Beet and Mushroom Pesto, makes about 2 cups
- 2 portobello mushroom caps, sliced thin and sauteed in some butter until they’ve let go of their liquid
- one large beet, steamed, peeled, and diced
- two cloves of garlic
- one small handful of walnuts
- olive oil
- balsamic vinegar
- salt and pepper to taste
In a food processor, pulse together two cloves of fresh garlic and a handful of walnuts (toasted, if you’d like). Add in the beets and mushrooms and pulse some more. Then, with the food processor running, add some olive oil in (about 2 tablespoons or so? more if you like it runnier, but you can always adjust later) and a few splashes of vinegar. Season with salt and pepper.
Mix with whatever you’d like. If you are mixing it into a pasta dish, save some pasta water to help loosen and distribute the pesto nicely.
When we were little, we used to make these strawberry ornaments from whole walnuts. I know it’s a little late to be sharing a ornament DIY, but it is the 6th Day of Christmas–or 7 days to Christmas, if you’re Ukrainian and celebrate the old-style way. So why not, right?
Here’s my first crack–no pun intended–at a crafting tutorial.
Age: We did these when I was 7 or 8. Any younger and I’d suggest you have everything pre-cut, threaded, and ready to go. There are notes about modifying supplies below. And of course, be careful with the small pieces around the little ones. Otto was out of the house when I made these and I’m glad he wasn’t around. Also, make sure you hang them further up on the tree…I speak from experience that toddlers will grab these and think they’re real strawberries, despite the cartoon-like dots.

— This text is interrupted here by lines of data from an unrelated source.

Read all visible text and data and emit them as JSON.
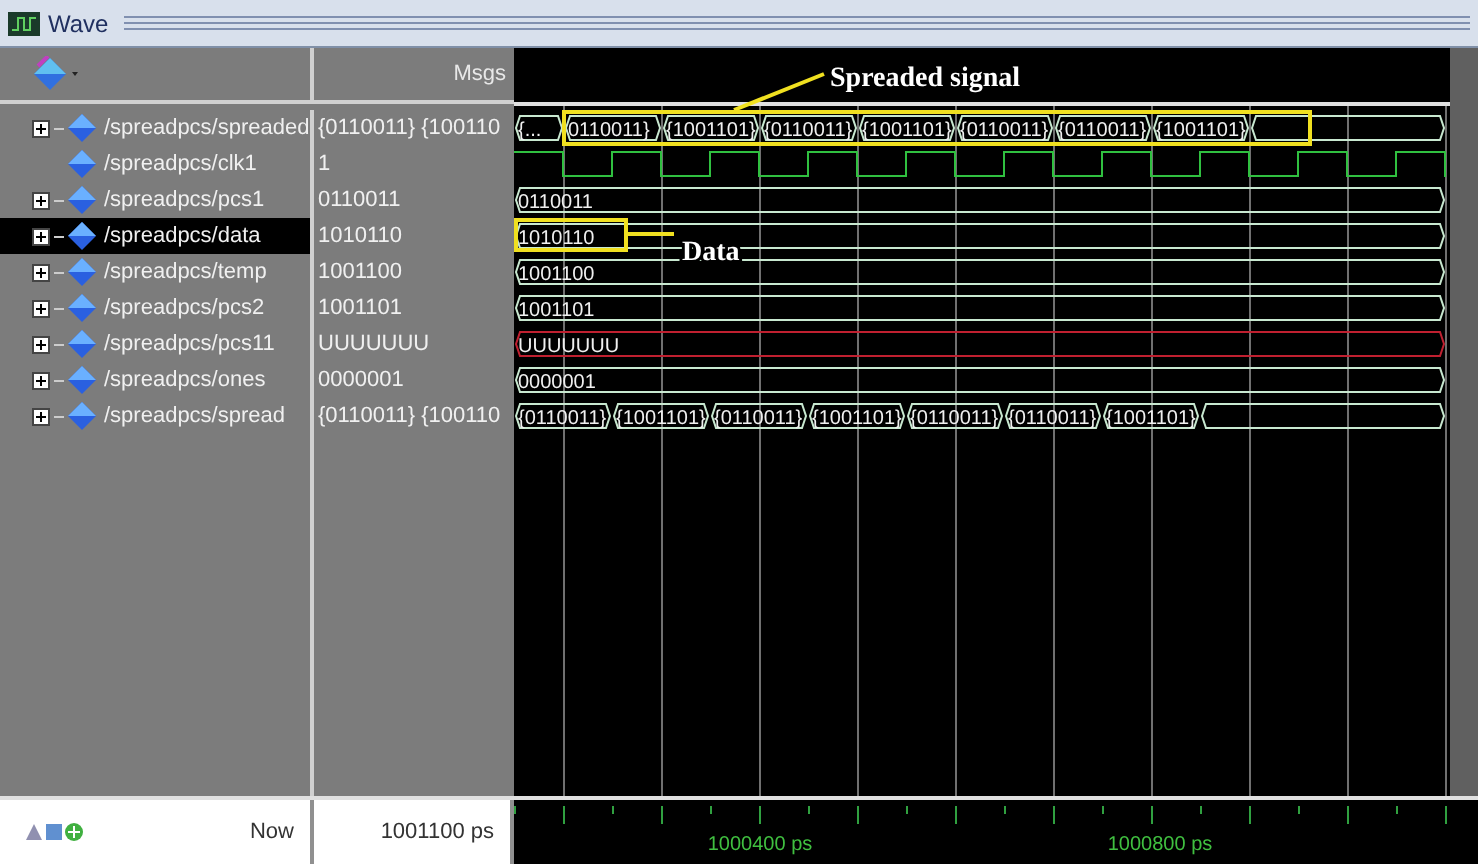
{
  "window": {
    "title": "Wave"
  },
  "header": {
    "msgs_label": "Msgs"
  },
  "signals": [
    {
      "name": "/spreadpcs/spreaded",
      "value": "{0110011} {100110",
      "expandable": true,
      "selected": false,
      "kind": "bus",
      "leading_partial": true,
      "segments": [
        "{...",
        "0110011}",
        "{1001101}",
        "{0110011}",
        "{1001101}",
        "{0110011}",
        "{0110011}",
        "{1001101}"
      ],
      "annotation": "Spreaded signal"
    },
    {
      "name": "/spreadpcs/clk1",
      "value": "1",
      "expandable": false,
      "selected": false,
      "kind": "clock"
    },
    {
      "name": "/spreadpcs/pcs1",
      "value": "0110011",
      "expandable": true,
      "selected": false,
      "kind": "bus",
      "leading_partial": false,
      "segments": [
        "0110011"
      ]
    },
    {
      "name": "/spreadpcs/data",
      "value": "1010110",
      "expandable": true,
      "selected": true,
      "kind": "bus",
      "leading_partial": false,
      "segments": [
        "1010110"
      ],
      "annotation": "Data"
    },
    {
      "name": "/spreadpcs/temp",
      "value": "1001100",
      "expandable": true,
      "selected": false,
      "kind": "bus",
      "leading_partial": false,
      "segments": [
        "1001100"
      ]
    },
    {
      "name": "/spreadpcs/pcs2",
      "value": "1001101",
      "expandable": true,
      "selected": false,
      "kind": "bus",
      "leading_partial": false,
      "segments": [
        "1001101"
      ]
    },
    {
      "name": "/spreadpcs/pcs11",
      "value": "UUUUUUU",
      "expandable": true,
      "selected": false,
      "kind": "undefined",
      "leading_partial": false,
      "segments": [
        "UUUUUUU"
      ]
    },
    {
      "name": "/spreadpcs/ones",
      "value": "0000001",
      "expandable": true,
      "selected": false,
      "kind": "bus",
      "leading_partial": false,
      "segments": [
        "0000001"
      ]
    },
    {
      "name": "/spreadpcs/spread",
      "value": "{0110011} {100110",
      "expandable": true,
      "selected": false,
      "kind": "bus",
      "leading_partial": false,
      "segments": [
        "{0110011}",
        "{1001101}",
        "{0110011}",
        "{1001101}",
        "{0110011}",
        "{0110011}",
        "{1001101}"
      ]
    }
  ],
  "footer": {
    "now_label": "Now",
    "now_value": "1001100 ps",
    "time_labels": [
      "1000400 ps",
      "1000800 ps"
    ]
  }
}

You will need:
- whole walnuts
- something with a one-inch diameter for tracing circles (I used an empty tealight holder)
- a piece of green felt (craft stores sell small sheets, and one of these should get you at least 20 circles)
- red acrylic paint (if you’re a grownup) or red poster paint (if you’re doing this with kids)
- white paint (same note as above) or white out or a thick marker with gold or silver ink
- – two paint brushes: one with a medium tip, one finer (but no need for a finer paintbrush if you opt for white out or a marker for the dots)
- needle and embroidery thread (any festive color will do)
- a glue gun
Step 2. Cut out the leaves. While the walnuts are drying, trace out a bunch of circles and cut. There’s no need to be precise here, by the way. Then fold in half and carefully cut little points out of the fabric. Unfold and trim out more points if you need to. You could also create a stencil to make these more precise, but it makes little difference.
Step 3. Loop in the thread. Thread a needle and insert on what will be the top end of the leaf and then back out. You should have a couple of inches of thread to work with. (Sorry I didn’t take a picture, but hopefully the one up top tells you what I mean.) Tie one knot near the base of the loop (ie. near the leaf) and another at the end of the loop (I varied my loop lengths just for fun, btw). Trim any excess thread.
Step 4. With hot glue, draw out a little circle on the felt. Place the wide end of the walnut on top and press down. Lift and carefully press the leaves downward. If hot glue scares you or you’re doing this with kids, I’m sure white glue will work just fine, too.
Step 5. Carefully dab on little white dots. I kind of liked them plain, just like in that photo up at the top, but this is the way we did them when we were little, so I’m sticking with tradition here! Let them dry with the wide side down. Note that you could use white out here–because crafting may well be the only current use for white out, right? You could also use one of those markers with gold or silver ink.
And that’s all! Have fun!